_Materials provided_:
************

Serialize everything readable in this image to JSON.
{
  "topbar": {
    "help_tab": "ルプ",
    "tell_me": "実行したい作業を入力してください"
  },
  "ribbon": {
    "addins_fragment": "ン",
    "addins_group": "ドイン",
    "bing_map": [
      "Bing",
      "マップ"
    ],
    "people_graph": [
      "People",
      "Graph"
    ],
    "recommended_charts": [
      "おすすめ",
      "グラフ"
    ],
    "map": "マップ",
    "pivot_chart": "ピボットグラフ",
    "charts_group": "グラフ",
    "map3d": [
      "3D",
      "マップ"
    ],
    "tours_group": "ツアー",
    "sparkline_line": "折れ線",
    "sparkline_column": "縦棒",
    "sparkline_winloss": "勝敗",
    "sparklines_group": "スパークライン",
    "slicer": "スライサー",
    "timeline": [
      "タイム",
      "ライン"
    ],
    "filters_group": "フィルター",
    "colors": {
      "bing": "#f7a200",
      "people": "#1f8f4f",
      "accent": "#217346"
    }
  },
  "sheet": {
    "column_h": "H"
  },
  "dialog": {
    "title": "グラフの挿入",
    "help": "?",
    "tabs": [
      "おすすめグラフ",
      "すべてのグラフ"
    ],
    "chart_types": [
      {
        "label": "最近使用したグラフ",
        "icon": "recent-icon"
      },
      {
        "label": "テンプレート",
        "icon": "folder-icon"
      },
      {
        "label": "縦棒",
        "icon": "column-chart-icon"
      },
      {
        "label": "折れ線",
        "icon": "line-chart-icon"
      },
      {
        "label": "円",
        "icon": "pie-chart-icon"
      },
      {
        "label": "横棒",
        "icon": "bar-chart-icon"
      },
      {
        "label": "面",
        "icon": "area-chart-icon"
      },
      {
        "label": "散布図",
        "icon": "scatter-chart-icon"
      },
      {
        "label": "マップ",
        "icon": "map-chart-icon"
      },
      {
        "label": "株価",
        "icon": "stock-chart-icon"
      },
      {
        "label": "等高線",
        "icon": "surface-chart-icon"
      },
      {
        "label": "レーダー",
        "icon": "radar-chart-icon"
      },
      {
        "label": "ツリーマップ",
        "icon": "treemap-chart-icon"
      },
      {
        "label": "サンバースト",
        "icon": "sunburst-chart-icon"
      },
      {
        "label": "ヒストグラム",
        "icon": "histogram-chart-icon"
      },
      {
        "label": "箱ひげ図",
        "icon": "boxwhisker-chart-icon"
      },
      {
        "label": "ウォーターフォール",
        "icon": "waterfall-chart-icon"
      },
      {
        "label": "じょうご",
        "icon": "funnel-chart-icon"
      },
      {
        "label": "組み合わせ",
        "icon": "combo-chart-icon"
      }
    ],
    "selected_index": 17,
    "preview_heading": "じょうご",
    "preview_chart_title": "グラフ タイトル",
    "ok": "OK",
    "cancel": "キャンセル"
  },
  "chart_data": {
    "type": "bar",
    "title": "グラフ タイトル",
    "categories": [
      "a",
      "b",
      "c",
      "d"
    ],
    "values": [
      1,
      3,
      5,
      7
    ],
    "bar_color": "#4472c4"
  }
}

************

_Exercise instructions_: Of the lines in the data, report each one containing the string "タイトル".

_Task output_:
    "preview_chart_title": "グラフ タイトル",
    "title": "グラフ タイトル",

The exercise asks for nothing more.